As a plaintiff-side litigator, Jack Connelly ‘81 roots for the underdog, aiming to vindicate miscarriages of justice and hold government agencies accountable. His work has repeatedly landed him in The Best Lawyers in America for representing plaintiffs in cases ranging from wrongful death to sexual abuse; last year he was even ranked as the 2015 Personal Injury Litigation Lawyer of the Year in Seattle.
Aside from his recent honor, Connelly has also received Trial Lawyer of the Year awards from both the American Board of Trial Advocates and Washington Association for Justice. But as with most specialties, his path to personal injury litigation was a circuitous one.
Shortly after graduating from UC Hastings, Connelly did insurance defense work for a large firm in Tacoma and Seattle, until he recognized his true calling as a trial attorney. “I much preferred representing real people who had horrible things happen in their lives and who we could help achieve justice,” Connelly said. He then established a plaintiff’s practice at the firm, which he worked at for the next 25 years, and even served a stint as the firm’s chair of the board of directors. Connelly later presided over the Washington State Association for Justice, where he defended the campaign against initiative 330—a reform that would have imposed limitations and caps on medical malpractice cases in Washington. In 2006, he finally spun off into his own practice, Connelly Law Offices, which was founded on the values of equal access, truth, justice and accountability.

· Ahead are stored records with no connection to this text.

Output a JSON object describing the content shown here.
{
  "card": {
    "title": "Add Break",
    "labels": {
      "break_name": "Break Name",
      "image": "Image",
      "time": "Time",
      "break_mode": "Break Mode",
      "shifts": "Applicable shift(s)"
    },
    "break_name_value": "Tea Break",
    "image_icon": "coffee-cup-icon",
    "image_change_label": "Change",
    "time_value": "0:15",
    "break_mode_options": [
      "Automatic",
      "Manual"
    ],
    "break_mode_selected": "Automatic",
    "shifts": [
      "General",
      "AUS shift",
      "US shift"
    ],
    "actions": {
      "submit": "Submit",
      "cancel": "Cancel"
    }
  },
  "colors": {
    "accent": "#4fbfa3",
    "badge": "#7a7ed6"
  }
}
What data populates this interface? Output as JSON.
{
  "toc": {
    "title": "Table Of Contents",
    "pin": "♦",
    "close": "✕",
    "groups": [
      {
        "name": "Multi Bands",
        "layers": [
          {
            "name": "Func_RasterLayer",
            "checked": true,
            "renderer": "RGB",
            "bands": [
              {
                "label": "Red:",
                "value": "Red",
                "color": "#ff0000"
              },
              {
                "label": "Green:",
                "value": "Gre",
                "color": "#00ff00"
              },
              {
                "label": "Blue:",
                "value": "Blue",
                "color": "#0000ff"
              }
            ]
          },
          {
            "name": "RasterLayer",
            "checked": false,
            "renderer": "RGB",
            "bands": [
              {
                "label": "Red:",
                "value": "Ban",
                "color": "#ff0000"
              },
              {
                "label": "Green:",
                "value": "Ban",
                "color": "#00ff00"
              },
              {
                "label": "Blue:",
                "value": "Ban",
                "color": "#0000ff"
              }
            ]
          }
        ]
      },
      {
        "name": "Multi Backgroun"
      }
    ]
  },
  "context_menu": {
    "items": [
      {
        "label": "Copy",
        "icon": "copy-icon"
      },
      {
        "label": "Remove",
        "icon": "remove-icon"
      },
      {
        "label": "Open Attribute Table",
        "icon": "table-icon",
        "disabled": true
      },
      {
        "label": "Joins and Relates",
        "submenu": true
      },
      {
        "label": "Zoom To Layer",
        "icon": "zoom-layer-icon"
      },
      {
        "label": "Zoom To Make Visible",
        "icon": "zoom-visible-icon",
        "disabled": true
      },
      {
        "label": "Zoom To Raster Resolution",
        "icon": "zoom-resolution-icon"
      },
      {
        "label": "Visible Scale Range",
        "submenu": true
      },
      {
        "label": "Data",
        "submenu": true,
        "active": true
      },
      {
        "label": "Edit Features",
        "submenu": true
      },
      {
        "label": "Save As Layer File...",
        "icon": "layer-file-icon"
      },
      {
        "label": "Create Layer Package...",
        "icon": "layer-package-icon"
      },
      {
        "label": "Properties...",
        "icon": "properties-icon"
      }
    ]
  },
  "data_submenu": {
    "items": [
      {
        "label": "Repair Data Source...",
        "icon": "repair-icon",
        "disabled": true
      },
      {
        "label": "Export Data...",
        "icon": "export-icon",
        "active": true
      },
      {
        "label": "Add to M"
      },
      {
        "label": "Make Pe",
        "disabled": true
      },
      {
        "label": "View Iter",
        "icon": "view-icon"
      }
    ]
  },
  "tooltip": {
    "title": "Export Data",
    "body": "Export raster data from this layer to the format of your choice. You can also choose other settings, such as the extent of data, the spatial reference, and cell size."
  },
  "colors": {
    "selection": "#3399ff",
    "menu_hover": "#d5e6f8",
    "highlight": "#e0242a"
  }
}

Although Connelly contends that he and the seven other attorneys at his firm try not to have a primary focus, they solely specialize in plaintiff’s litigation and take on a variety of cases. His notable wins include Smith v. OK Boys Ranch — in which he secured over $70 million in recoveries for boys who were the victims of sexual abuse at a group home. His firm also recently represented two men who spent 17 years in prison on a wrongful conviction. The plaintiffs were exonerated and recovered millions of dollars in settlement and stipulated judgment.
Connelly said that he was always drawn to “serving as a voice for people who need a voice” because of his desire to inspire change. “For most of the people who contact us, it’s not about the money; it’s about making sure that what happened to them doesn’t happen to other people.” He added that his education at UC Hastings helped prepare him for the demands of the courtroom.
For Connelly, The 2015 Best Lawyer Award is the cherry on top of his already successful law career. “It’s a nice honor to receive, and it represents the hard work that our firm has taken on for these cases.”
But he seeks to remind students that accolades shouldn’t be the ultimate goal for a lawyer. He added that students would have a fruitful career as long as they work hard to represent clients. “I always tell people, don’t work for money — work for justice.”